Sound Engineering Courses
In the two-year sound engineering course, you will learn how to edit, mix and master. Your practical projects include the recording of advertisements, band recordings and film audio (foley).
For many, the formal audio engineering education simply isn't necessary. With some self-discipline, dedication, and free time, you can probably teach yourself the basics through free online resources.What are 3 responsibilities that a sound recording engineer has? ›
- Follow instructions and details from directors, producers etc.
- Set up and test sound equipment before events, broadcasts or recordings.
- Record, edit and mix audio tracks (instruments, vocals etc.)
- Enhance sound quality and add sound effects to recordings.
Prices vary between $25 to $60 per hour, depending on experience, credits and awards.How much do sound engineers make for movies? ›
Average Salary for a Film Sound Engineer
Film Sound Engineers in America make an average salary of $67,517 per year or $32 per hour. The top 10 percent makes over $94,000 per year, while the bottom 10 percent under $48,000 per year.
For individuals who are passionate about new and advancing technology, audio engineering can offer the chance to use technology every day but also develop new equipment and techniques. It is a competitive industry and takes leadership and perseverance (as well as a good ear) to succeed.
Sometimes work evenings and weekends. Usually work 40 hours per week.
The average Audio Engineer in the US makes $100,997. The average bonus for an Audio Engineer is $2,500 which represents 2% of their salary, with 25% of people reporting that they receive a bonus each year.How long does it take to become a studio engineer? ›
Enroll for an associate or bachelor's degree in sound production or audio engineering.
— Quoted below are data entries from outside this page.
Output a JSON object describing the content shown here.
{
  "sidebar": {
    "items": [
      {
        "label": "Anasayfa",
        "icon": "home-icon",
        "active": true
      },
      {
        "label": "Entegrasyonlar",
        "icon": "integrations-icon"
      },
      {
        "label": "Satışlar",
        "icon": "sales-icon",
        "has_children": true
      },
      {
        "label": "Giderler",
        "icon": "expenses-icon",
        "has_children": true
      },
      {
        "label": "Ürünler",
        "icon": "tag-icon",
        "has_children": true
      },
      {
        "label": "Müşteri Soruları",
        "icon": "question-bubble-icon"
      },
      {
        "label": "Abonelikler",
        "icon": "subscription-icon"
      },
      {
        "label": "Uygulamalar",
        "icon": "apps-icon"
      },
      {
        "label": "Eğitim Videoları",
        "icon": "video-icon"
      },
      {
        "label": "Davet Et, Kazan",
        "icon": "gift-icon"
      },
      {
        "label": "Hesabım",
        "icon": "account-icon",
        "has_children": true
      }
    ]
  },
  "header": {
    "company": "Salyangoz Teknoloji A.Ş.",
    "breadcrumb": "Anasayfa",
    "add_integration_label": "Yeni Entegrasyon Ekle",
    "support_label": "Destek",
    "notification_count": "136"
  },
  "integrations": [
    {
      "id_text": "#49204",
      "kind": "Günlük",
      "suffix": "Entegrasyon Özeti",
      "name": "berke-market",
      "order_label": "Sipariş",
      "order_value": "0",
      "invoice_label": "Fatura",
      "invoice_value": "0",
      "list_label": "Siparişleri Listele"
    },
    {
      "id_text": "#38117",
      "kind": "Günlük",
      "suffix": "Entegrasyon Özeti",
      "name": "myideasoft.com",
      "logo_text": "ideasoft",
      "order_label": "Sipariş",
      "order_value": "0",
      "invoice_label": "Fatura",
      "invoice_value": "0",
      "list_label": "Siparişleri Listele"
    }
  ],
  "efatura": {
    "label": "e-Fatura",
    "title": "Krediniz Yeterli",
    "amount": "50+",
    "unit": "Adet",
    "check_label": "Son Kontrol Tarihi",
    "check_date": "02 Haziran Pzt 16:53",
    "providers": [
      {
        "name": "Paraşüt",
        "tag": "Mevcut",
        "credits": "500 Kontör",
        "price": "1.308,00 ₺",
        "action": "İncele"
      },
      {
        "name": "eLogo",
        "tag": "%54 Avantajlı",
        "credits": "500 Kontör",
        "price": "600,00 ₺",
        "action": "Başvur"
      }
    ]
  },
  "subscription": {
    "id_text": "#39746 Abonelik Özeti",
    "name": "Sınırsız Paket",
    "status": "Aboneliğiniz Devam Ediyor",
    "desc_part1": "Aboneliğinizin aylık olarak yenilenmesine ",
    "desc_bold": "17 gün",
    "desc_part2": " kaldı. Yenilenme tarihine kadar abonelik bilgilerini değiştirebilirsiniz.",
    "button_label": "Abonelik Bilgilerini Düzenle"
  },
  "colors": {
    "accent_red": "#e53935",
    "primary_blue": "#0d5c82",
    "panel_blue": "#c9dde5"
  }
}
An associate degree in audio engineering takes two years, while a bachelor's degree takes four years.How much does a studio engineer cost? ›
“Typically, that's handled hourly in a production room at around $85 an hour for the studio, $50 an hour for the engineer. A session like that might run about four to six hours, and then after that, there's a production component to it.How long does it take to become a good sound engineer? ›
It can take two to six years to become a sound engineer. The time it takes depends on the career path you choose. You can study through a postsecondary program like an associate or bachelor's degree. In addition, you will have to develop some practical experience in the industry before you can achieve this role.